I watched them laugh, drunk on cheap beer, heckling the band, the audience and anyone else who crossed their path. Finally, one of the gang launched an object at the lead singer and hit him squarely on the head. It stopped the show as the singer walked off stage. Another band member had to chide the audience and welcome the singer back on – which he did, gamely – and finished the set.
Their amusement was not found in the music. It was in the high.
I watched them grouped at the perimeters of the action – the sideliners. They didn’t want to take part in the atmosphere because they either couldn’t understand it or weren’t impacted by the band that was giving their all, their heart out on stage. They were just there – disengaged.
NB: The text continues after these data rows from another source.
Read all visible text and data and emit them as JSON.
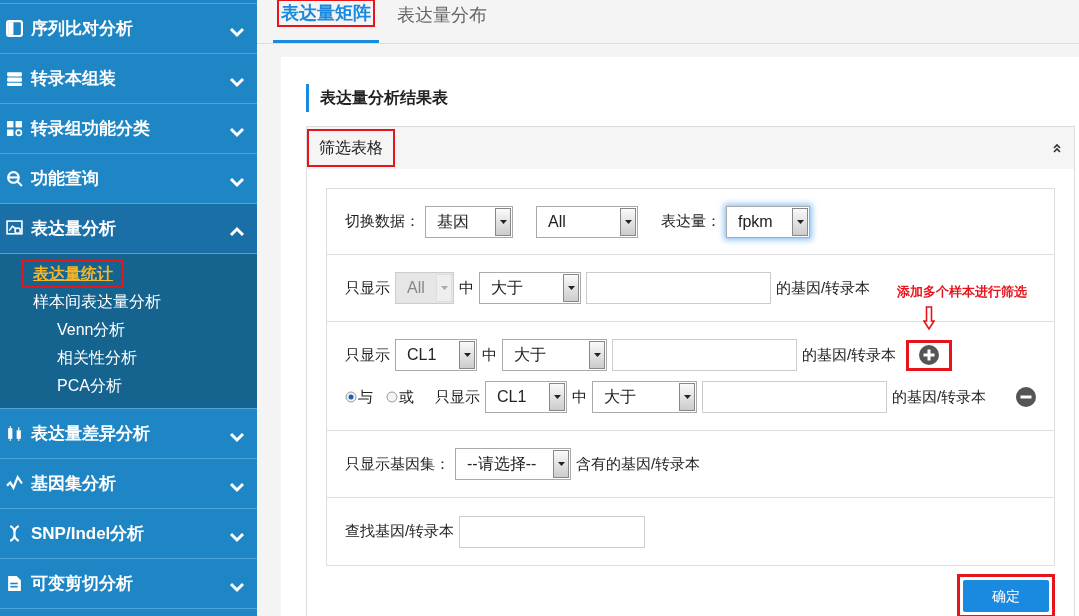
{
  "sidebar": {
    "items": [
      {
        "label": "序列比对分析",
        "expanded": false
      },
      {
        "label": "转录本组装",
        "expanded": false
      },
      {
        "label": "转录组功能分类",
        "expanded": false
      },
      {
        "label": "功能查询",
        "expanded": false
      },
      {
        "label": "表达量分析",
        "expanded": true,
        "children": [
          {
            "label": "表达量统计",
            "selected": true,
            "annotated": true
          },
          {
            "label": "样本间表达量分析",
            "selected": false,
            "annotated": false,
            "children": [
              {
                "label": "Venn分析",
                "selected": false,
                "annotated": false
              },
              {
                "label": "相关性分析",
                "selected": false,
                "annotated": false
              },
              {
                "label": "PCA分析",
                "selected": false,
                "annotated": false
              }
            ]
          }
        ]
      },
      {
        "label": "表达量差异分析",
        "expanded": false
      },
      {
        "label": "基因集分析",
        "expanded": false
      },
      {
        "label": "SNP/Indel分析",
        "expanded": false
      },
      {
        "label": "可变剪切分析",
        "expanded": false
      }
    ]
  },
  "tabs": [
    {
      "label": "表达量矩阵",
      "selected": true,
      "annotated": true
    },
    {
      "label": "表达量分布",
      "selected": false,
      "annotated": false
    }
  ],
  "section_title": "表达量分析结果表",
  "panel": {
    "title": "筛选表格",
    "annotated": true,
    "expanded": true,
    "rows": [
      {
        "lines": [
          {
            "parts": [
              {
                "kind": "label",
                "text": "切换数据："
              },
              {
                "kind": "select",
                "value": "基因",
                "disabled": false,
                "focused": false
              },
              {
                "kind": "select",
                "value": "All",
                "disabled": false,
                "focused": false
              },
              {
                "kind": "label",
                "text": "表达量："
              },
              {
                "kind": "select",
                "value": "fpkm",
                "disabled": false,
                "focused": true
              }
            ]
          }
        ]
      },
      {
        "lines": [
          {
            "parts": [
              {
                "kind": "label",
                "text": "只显示"
              },
              {
                "kind": "select",
                "value": "All",
                "disabled": true,
                "focused": false
              },
              {
                "kind": "label",
                "text": "中"
              },
              {
                "kind": "select",
                "value": "大于",
                "disabled": false,
                "focused": false
              },
              {
                "kind": "input"
              },
              {
                "kind": "label",
                "text": "的基因/转录本"
              }
            ]
          }
        ]
      },
      {
        "lines": [
          {
            "parts": [
              {
                "kind": "label",
                "text": "只显示"
              },
              {
                "kind": "select",
                "value": "CL1",
                "disabled": false,
                "focused": false
              },
              {
                "kind": "label",
                "text": "中"
              },
              {
                "kind": "select",
                "value": "大于",
                "disabled": false,
                "focused": false
              },
              {
                "kind": "input"
              },
              {
                "kind": "label",
                "text": "的基因/转录本"
              },
              {
                "kind": "add_button",
                "annotated": true,
                "note": "添加多个样本进行筛选"
              }
            ]
          },
          {
            "parts": [
              {
                "kind": "radio",
                "label": "与",
                "checked": true
              },
              {
                "kind": "radio",
                "label": "或",
                "checked": false
              },
              {
                "kind": "label",
                "text": "只显示"
              },
              {
                "kind": "select",
                "value": "CL1",
                "disabled": false,
                "focused": false
              },
              {
                "kind": "label",
                "text": "中"
              },
              {
                "kind": "select",
                "value": "大于",
                "disabled": false,
                "focused": false
              },
              {
                "kind": "input"
              },
              {
                "kind": "label",
                "text": "的基因/转录本"
              },
              {
                "kind": "remove_button",
                "annotated": false
              }
            ]
          }
        ]
      },
      {
        "lines": [
          {
            "parts": [
              {
                "kind": "label",
                "text": "只显示基因集："
              },
              {
                "kind": "select",
                "value": "--请选择--",
                "disabled": false,
                "focused": false
              },
              {
                "kind": "label",
                "text": "含有的基因/转录本"
              }
            ]
          }
        ]
      },
      {
        "lines": [
          {
            "parts": [
              {
                "kind": "label",
                "text": "查找基因/转录本"
              },
              {
                "kind": "input"
              }
            ]
          }
        ]
      }
    ]
  },
  "confirm_button": {
    "label": "确定",
    "annotated": true
  }
}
I stood in the centre of it all.
Early this morning, the Husband told me that we had free tickets to the Stereophonics final show before they returned to London.
‘Do you want to go?’ He asked. It was a loaded question because I don’t ever give up gigs, whether paid for or not. It’s just a matter of work and time. I find that there’s always something to appreciate at a performance. I understand the hard work that goes behind the scenes – from the crew to the performers – and I won’t disrespect any of it. I may not always get it, but I will honour their passion. So I checked with the boss, who wonderfully excused me from the night’s responsibilities.
I’m glad with my choice because tonight, I was made a fan.
I listened to the odd Stereophonics track here and there back in the late 90s but was never into their music. I just happened to identify more with other bands like the Ride, Cocteau Twins, Suede, Pulp, Blur, Stone Roses, the Smiths, Spiritualized… somehow, the Stereophonics was not on my listening to-do list.
Today, I was a captive audience. Watching them perform was exhilarating and I think I fell in love. Not with the singer but with the songs and with his voice – one that sounded like it’d been drenched in too much cigarettes and alcohol. It’s broken edges wrapped me in a blanket of hope, sprinkled with the stars of yesterdays and tomorrow’s clear skies.
I stood there in my beautiful moment and looked up at the moon, the twinkling blanket above the trees… I closed my eyes and swayed, allowing myself to be pulled in to the place where I no longer cared about anything at all.
I was caught up in their untold story.
It’s a thrill to see your imagination
Just watching you is an education
What’s in your mind is my fascination
It blows my mind, it sets my heart to racing
You’re my Sunday, Make my Monday come alive
Just like Tuesday you’re a new day, wakes me up
Wednesday’s raining, Thursday’s yearning, Friday nights…
Then it all ends at the weekend…
You’re my star
– The Stereophonics
What made the lead singer continue pursuing his dream? It’s been so many years on and he’s still doing it, chasing his star.
If I met setback after setback, would I still chase my stars? If you met me on the streets and asked me what today was all about, and what tomorrow held, how would I answer you?
Yesterday, I might have hesitated. Tonight, I’d have come alive.
Under the stars tonight, I finally believe that dreams do come true.